• [Directions for this task]: Every record below is to be reproduced exactly.

>>

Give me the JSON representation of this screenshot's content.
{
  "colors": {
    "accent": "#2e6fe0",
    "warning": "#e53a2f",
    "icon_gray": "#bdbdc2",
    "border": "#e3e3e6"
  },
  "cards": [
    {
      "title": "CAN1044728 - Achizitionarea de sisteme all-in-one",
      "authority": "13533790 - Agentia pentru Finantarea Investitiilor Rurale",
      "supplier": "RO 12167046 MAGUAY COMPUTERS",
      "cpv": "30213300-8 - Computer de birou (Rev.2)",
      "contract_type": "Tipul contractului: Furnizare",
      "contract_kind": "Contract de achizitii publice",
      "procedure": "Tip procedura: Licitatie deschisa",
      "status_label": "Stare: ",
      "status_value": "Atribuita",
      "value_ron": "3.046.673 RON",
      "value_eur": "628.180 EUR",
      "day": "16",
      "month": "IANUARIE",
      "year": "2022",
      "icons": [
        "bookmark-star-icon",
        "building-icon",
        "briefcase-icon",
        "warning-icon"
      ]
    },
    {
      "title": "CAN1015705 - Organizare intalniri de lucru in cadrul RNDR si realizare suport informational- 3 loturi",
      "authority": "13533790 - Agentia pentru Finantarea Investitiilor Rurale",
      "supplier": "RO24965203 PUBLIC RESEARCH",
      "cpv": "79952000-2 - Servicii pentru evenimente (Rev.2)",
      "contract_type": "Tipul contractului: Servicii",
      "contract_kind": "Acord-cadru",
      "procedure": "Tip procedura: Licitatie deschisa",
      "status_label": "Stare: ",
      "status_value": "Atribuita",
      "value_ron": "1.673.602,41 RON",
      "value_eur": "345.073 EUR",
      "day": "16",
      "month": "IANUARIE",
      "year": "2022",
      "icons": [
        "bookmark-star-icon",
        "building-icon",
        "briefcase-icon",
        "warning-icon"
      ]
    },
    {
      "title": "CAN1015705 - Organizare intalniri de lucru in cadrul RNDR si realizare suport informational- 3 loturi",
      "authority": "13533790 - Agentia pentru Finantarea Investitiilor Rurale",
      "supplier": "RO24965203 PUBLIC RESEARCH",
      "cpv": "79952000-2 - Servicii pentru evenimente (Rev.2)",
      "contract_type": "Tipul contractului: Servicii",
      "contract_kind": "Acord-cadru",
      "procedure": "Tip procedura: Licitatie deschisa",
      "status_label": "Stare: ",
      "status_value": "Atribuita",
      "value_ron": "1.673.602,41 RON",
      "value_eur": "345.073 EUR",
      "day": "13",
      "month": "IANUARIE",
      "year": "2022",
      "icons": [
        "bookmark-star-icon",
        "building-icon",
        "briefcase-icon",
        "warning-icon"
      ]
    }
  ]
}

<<

• [Your response]:
Give me the JSON representation of this screenshot's content.
{
  "colors": {
    "accent": "#2e6fe0",
    "warning": "#e53a2f",
    "icon_gray": "#bdbdc2",
    "border": "#e3e3e6"
  },
  "cards": [
    {
      "title": "CAN1044728 - Achizitionarea de sisteme all-in-one",
      "authority": "13533790 - Agentia pentru Finantarea Investitiilor Rurale",
      "supplier": "RO 12167046 MAGUAY COMPUTERS",
      "cpv": "30213300-8 - Computer de birou (Rev.2)",
      "contract_type": "Tipul contractului: Furnizare",
      "contract_kind": "Contract de achizitii publice",
      "procedure": "Tip procedura: Licitatie deschisa",
      "status_label": "Stare: ",
      "status_value": "Atribuita",
      "value_ron": "3.046.673 RON",
      "value_eur": "628.180 EUR",
      "day": "16",
      "month": "IANUARIE",
      "year": "2022",
      "icons": [
        "bookmark-star-icon",
        "building-icon",
        "briefcase-icon",
        "warning-icon"
      ]
    },
    {
      "title": "CAN1015705 - Organizare intalniri de lucru in cadrul RNDR si realizare suport informational- 3 loturi",
      "authority": "13533790 - Agentia pentru Finantarea Investitiilor Rurale",
      "supplier": "RO24965203 PUBLIC RESEARCH",
      "cpv": "79952000-2 - Servicii pentru evenimente (Rev.2)",
      "contract_type": "Tipul contractului: Servicii",
      "contract_kind": "Acord-cadru",
      "procedure": "Tip procedura: Licitatie deschisa",
      "status_label": "Stare: ",
      "status_value": "Atribuita",
      "value_ron": "1.673.602,41 RON",
      "value_eur": "345.073 EUR",
      "day": "16",
      "month": "IANUARIE",
      "year": "2022",
      "icons": [
        "bookmark-star-icon",
        "building-icon",
        "briefcase-icon",
        "warning-icon"
      ]
    },
    {
      "title": "CAN1015705 - Organizare intalniri de lucru in cadrul RNDR si realizare suport informational- 3 loturi",
      "authority": "13533790 - Agentia pentru Finantarea Investitiilor Rurale",
      "supplier": "RO24965203 PUBLIC RESEARCH",
      "cpv": "79952000-2 - Servicii pentru evenimente (Rev.2)",
      "contract_type": "Tipul contractului: Servicii",
      "contract_kind": "Acord-cadru",
      "procedure": "Tip procedura: Licitatie deschisa",
      "status_label": "Stare: ",
      "status_value": "Atribuita",
      "value_ron": "1.673.602,41 RON",
      "value_eur": "345.073 EUR",
      "day": "13",
      "month": "IANUARIE",
      "year": "2022",
      "icons": [
        "bookmark-star-icon",
        "building-icon",
        "briefcase-icon",
        "warning-icon"
      ]
    }
  ]
}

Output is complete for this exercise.